> [Exercise objective]: In the listing below, locate the lines that hold "Prices" and copy them.

##### Data records

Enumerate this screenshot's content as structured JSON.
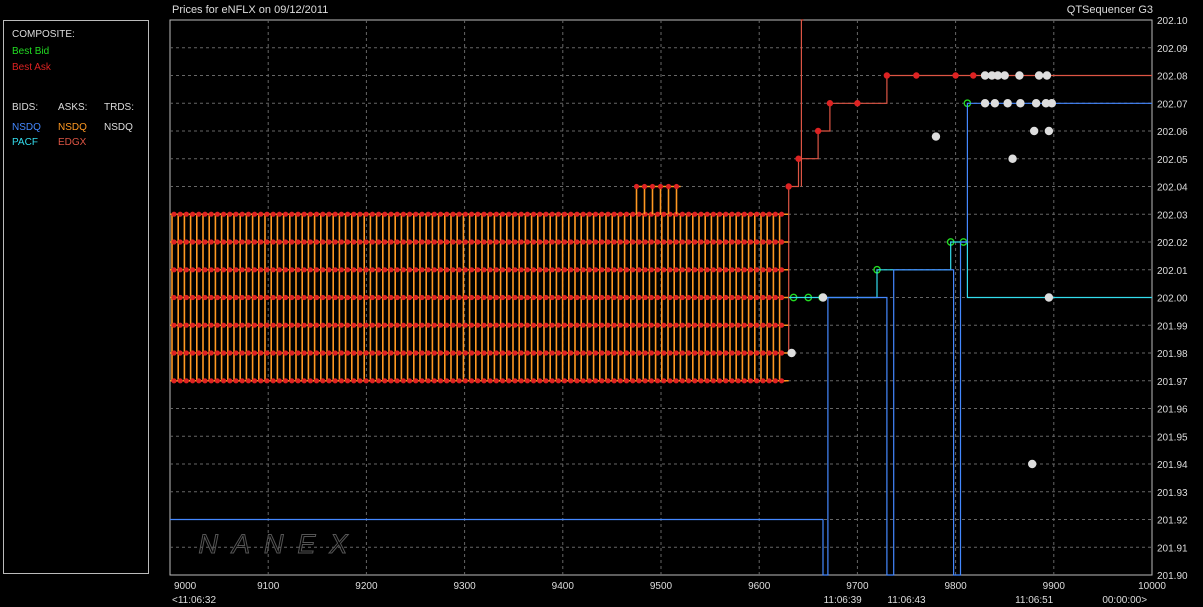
{
  "header": {
    "title_left": "Prices for  eNFLX  on  09/12/2011",
    "title_right": "QTSequencer G3"
  },
  "legend": {
    "composite_label": "COMPOSITE:",
    "best_bid": "Best Bid",
    "best_ask": "Best Ask",
    "bids_label": "BIDS:",
    "asks_label": "ASKS:",
    "trds_label": "TRDS:",
    "bids": [
      "NSDQ",
      "PACF"
    ],
    "asks": [
      "NSDQ",
      "EDGX"
    ],
    "trds": [
      "NSDQ"
    ],
    "colors": {
      "best_bid": "#22dd22",
      "best_ask": "#dd2222",
      "bid_nsdq": "#4488ff",
      "bid_pacf": "#33ddee",
      "ask_nsdq": "#ff9922",
      "ask_edgx": "#dd5544",
      "trade": "#dddddd"
    }
  },
  "watermark": "NANEX",
  "chart_data": {
    "type": "line",
    "title": "Prices for  eNFLX  on  09/12/2011",
    "xlim": [
      9000,
      10000
    ],
    "ylim": [
      201.9,
      202.1
    ],
    "grid": true,
    "x_ticks": [
      9000,
      9100,
      9200,
      9300,
      9400,
      9500,
      9600,
      9700,
      9800,
      9900,
      10000
    ],
    "y_ticks": [
      "201.90",
      "201.91",
      "201.92",
      "201.93",
      "201.94",
      "201.95",
      "201.96",
      "201.97",
      "201.98",
      "201.99",
      "202.00",
      "202.01",
      "202.02",
      "202.03",
      "202.04",
      "202.05",
      "202.06",
      "202.07",
      "202.08",
      "202.09",
      "202.10"
    ],
    "time_labels": [
      {
        "x": 9000,
        "text": "<11:06:32"
      },
      {
        "x": 9685,
        "text": "11:06:39"
      },
      {
        "x": 9750,
        "text": "11:06:43"
      },
      {
        "x": 9880,
        "text": "11:06:51"
      },
      {
        "x": 9995,
        "text": "00:00:00>"
      }
    ],
    "series": [
      {
        "name": "NSDQ",
        "role": "ask",
        "note": "oscillating quotes between 201.97 and 202.03",
        "x": [
          9000,
          9630
        ],
        "ymin": 201.97,
        "ymax": 202.03,
        "levels": [
          201.97,
          201.98,
          201.99,
          202.0,
          202.01,
          202.02,
          202.03
        ],
        "burst": {
          "x": [
            9475,
            9520
          ],
          "y": 202.04
        }
      },
      {
        "name": "Best Ask",
        "role": "composite_ask",
        "x": [
          9630,
          9630,
          9640,
          9640,
          9660,
          9660,
          9672,
          9672,
          9700,
          9700,
          9730,
          9730,
          9760,
          9760,
          9800,
          9800,
          9818,
          9818,
          9840,
          9840,
          10000
        ],
        "y": [
          201.98,
          202.04,
          202.04,
          202.05,
          202.05,
          202.06,
          202.06,
          202.07,
          202.07,
          202.07,
          202.07,
          202.08,
          202.08,
          202.08,
          202.08,
          202.08,
          202.08,
          202.08,
          202.08,
          202.08,
          202.08
        ]
      },
      {
        "name": "EDGX",
        "role": "ask",
        "x": [
          9643,
          9643,
          9645
        ],
        "y": [
          202.04,
          202.12,
          202.12
        ]
      },
      {
        "name": "Best Bid",
        "role": "composite_bid",
        "markers": [
          {
            "x": 9635,
            "y": 202.0
          },
          {
            "x": 9650,
            "y": 202.0
          },
          {
            "x": 9664,
            "y": 202.0
          },
          {
            "x": 9720,
            "y": 202.01
          },
          {
            "x": 9795,
            "y": 202.02
          },
          {
            "x": 9808,
            "y": 202.02
          },
          {
            "x": 9812,
            "y": 202.07
          }
        ]
      },
      {
        "name": "PACF",
        "role": "bid",
        "x": [
          9630,
          9720,
          9720,
          9732,
          9732,
          9795,
          9795,
          9812,
          9812,
          10000
        ],
        "y": [
          202.0,
          202.0,
          202.01,
          202.01,
          202.01,
          202.01,
          202.02,
          202.02,
          202.0,
          202.0
        ]
      },
      {
        "name": "NSDQ",
        "role": "bid",
        "x": [
          9000,
          9665,
          9665,
          9670,
          9670,
          9730,
          9730,
          9737,
          9737,
          9798,
          9798,
          9805,
          9805,
          9812,
          9812,
          10000
        ],
        "y": [
          201.92,
          201.92,
          201.9,
          201.9,
          202.0,
          202.0,
          201.9,
          201.9,
          202.01,
          202.01,
          201.9,
          201.9,
          202.02,
          202.02,
          202.07,
          202.07
        ]
      },
      {
        "name": "NSDQ",
        "role": "trade",
        "points": [
          {
            "x": 9633,
            "y": 201.98
          },
          {
            "x": 9665,
            "y": 202.0
          },
          {
            "x": 9780,
            "y": 202.058
          },
          {
            "x": 9830,
            "y": 202.08
          },
          {
            "x": 9837,
            "y": 202.08
          },
          {
            "x": 9843,
            "y": 202.08
          },
          {
            "x": 9850,
            "y": 202.08
          },
          {
            "x": 9865,
            "y": 202.08
          },
          {
            "x": 9885,
            "y": 202.08
          },
          {
            "x": 9893,
            "y": 202.08
          },
          {
            "x": 9830,
            "y": 202.07
          },
          {
            "x": 9840,
            "y": 202.07
          },
          {
            "x": 9853,
            "y": 202.07
          },
          {
            "x": 9866,
            "y": 202.07
          },
          {
            "x": 9882,
            "y": 202.07
          },
          {
            "x": 9892,
            "y": 202.07
          },
          {
            "x": 9898,
            "y": 202.07
          },
          {
            "x": 9880,
            "y": 202.06
          },
          {
            "x": 9895,
            "y": 202.06
          },
          {
            "x": 9858,
            "y": 202.05
          },
          {
            "x": 9878,
            "y": 201.94
          },
          {
            "x": 9895,
            "y": 202.0
          }
        ]
      }
    ]
  }
}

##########

> [Reply]:
    "title_left": "Prices for  eNFLX  on  09/12/2011",
    "title": "Prices for  eNFLX  on  09/12/2011",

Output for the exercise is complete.